Broadening the discussion a bit, I know that some librarians are worried about content longevity. When they buy a book, it becomes a permanent holding. But with OverDrive and digital content, the library owns nothing, right? If OverDrive decides to drop a title or the book owner(s) change the content, then the library has no ability to safeguard the original material for its patrons. We've seen The Oregonian newspaper eliminate huge swaths of content from library databases, and Texas made headlines recently when it amended its history textbooks, just to name two examples of digital era "content casualties." I understand that OverDrive is merely the distributor in the middle and probably not engaged in such decisions, but, given that you are apparently the single source of electronic library content in my state, I'm very curious if you know of any safeguards that protect the library's interests and traditional mission in this context.

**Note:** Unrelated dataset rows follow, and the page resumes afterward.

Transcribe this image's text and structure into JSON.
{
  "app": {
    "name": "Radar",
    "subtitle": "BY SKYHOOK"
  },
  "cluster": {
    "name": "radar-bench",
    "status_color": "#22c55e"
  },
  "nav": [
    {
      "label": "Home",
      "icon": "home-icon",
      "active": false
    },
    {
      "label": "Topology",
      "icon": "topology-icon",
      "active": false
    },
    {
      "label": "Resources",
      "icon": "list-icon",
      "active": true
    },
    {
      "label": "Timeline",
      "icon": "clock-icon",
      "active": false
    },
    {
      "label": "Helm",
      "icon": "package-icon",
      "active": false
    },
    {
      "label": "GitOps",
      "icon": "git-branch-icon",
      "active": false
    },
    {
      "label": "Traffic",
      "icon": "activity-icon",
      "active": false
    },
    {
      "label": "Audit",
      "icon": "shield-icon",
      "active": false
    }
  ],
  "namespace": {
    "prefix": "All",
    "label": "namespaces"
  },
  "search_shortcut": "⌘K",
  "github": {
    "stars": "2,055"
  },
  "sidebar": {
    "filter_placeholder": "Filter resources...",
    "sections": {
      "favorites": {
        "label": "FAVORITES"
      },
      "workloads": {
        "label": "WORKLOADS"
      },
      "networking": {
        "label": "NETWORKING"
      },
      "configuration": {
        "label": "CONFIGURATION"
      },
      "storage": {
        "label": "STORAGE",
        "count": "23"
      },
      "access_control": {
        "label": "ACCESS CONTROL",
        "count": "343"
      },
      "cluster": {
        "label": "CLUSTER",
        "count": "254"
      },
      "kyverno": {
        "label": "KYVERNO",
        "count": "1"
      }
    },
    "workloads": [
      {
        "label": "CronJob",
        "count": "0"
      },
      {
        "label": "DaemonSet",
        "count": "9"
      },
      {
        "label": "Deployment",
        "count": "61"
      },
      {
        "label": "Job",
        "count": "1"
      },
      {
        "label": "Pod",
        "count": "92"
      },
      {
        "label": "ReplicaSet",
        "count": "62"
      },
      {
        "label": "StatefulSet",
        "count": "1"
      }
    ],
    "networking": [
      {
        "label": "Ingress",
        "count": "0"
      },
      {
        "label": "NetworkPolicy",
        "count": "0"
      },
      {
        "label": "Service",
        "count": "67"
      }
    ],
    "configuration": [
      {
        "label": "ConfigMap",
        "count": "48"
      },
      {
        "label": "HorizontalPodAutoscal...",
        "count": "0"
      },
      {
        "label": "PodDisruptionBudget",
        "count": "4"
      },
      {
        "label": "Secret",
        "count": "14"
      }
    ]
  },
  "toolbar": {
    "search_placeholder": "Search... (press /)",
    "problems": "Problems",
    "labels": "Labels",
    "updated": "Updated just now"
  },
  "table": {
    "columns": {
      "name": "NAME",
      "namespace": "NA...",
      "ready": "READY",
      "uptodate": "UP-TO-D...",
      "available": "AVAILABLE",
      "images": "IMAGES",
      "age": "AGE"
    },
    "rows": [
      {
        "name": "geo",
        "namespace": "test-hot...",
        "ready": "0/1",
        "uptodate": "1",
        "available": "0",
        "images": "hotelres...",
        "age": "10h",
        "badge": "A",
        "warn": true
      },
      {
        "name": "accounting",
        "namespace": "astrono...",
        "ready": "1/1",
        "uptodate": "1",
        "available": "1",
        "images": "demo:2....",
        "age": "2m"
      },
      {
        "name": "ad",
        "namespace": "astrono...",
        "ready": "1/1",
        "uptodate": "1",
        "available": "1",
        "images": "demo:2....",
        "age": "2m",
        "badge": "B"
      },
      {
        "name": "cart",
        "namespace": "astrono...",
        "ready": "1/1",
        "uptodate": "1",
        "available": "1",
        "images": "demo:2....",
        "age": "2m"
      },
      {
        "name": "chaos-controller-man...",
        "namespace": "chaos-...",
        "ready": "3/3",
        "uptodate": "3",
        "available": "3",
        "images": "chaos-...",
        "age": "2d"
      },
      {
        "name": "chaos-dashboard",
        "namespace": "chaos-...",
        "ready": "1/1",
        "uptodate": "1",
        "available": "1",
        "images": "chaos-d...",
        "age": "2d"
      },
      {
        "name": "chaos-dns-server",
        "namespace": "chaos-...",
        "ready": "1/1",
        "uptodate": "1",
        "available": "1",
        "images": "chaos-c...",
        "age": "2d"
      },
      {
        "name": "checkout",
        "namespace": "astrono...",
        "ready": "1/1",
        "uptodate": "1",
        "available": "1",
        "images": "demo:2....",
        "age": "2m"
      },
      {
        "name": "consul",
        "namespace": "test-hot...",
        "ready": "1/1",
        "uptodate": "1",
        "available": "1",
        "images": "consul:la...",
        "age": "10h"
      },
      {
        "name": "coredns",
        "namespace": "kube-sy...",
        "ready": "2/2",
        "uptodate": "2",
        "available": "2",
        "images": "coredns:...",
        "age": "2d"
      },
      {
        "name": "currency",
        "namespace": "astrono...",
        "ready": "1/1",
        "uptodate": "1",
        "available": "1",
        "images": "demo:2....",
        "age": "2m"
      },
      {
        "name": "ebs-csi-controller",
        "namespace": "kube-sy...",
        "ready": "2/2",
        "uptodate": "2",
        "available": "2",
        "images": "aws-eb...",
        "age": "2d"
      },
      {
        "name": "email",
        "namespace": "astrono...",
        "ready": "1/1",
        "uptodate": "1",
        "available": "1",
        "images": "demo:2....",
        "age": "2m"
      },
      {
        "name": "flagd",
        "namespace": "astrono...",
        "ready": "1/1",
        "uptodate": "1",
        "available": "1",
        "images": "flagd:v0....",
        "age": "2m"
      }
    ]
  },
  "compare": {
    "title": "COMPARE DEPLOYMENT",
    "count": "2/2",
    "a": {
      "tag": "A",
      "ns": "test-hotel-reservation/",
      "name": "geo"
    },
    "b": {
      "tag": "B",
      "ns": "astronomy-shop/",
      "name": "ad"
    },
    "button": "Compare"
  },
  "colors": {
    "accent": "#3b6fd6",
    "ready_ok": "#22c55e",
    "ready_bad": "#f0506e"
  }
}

The next day, OverDrive's Amy Kaufman responded with this:

Thanks for your questions. We do not currently have any restrictions when it comes to the length of an eBook. While audio publishers may break their content up into several different volumes, these would still be considered one title.

Our distribution agreement is non-exclusive, and publishers are paid on a per-title basis, just like in the physical book world. If a consortium purchases one title, they have that one title to circulate throughout the entire library system. If an individual library within that consortium would also like to purchase that title, they may have it to circulate to their specific branch, in addition to the one circulating throughout the consortia.

If a publisher decides to make changes to a title that has been readily available for sale, or remove the title all together, the libraries and retailers that have previously purchased the content will still have access to it. [my bolding]

This is better news than I expected, although I'm still fuzzy on whether individual branches are actually exercising their ability to purchase titles separately. I also notice that when I do a search for "short story" at Library 2 Go, there are no individual EPUB files, only short story collections. Perhaps I would be the first author to ask Content Reserve to purchase a short story as a discrete ebook...but I doubt it.

It remains to be seen what other barriers besides the five-title requirement might be waiting for me at OverDrive. I now have two full-length ebooks self-published, and a third should only be a couple of months away. So my library lending days may still be a ways out, but at least there's a path for indies to follow...assuming that OverDrive is true to its word and not still working for the big publishers' benefit behind the scenes. We'll see.


  1. Thanks for sharing this info. Did Overdrive mention if there is a charge for the 'application', and what the payment/royalty terms actually are?

  2. I have tried to get into Overdrive as I have a few different authors and our collection of books total 55. Overdrive still denied us. If you get in let me know what the secret is. I think there should be a better way for Indie authors and libraries to get together and make this work without the middle man.

    We would be willing to sell our eBooks to libraries around the world to libraries for $3.99 each. Email me at klr_book@yahoo.com if any libraries are interested. We are top sellers in Amazon. Our genres are true crime, fiction, self help, non, fiction and inspirational. Thank you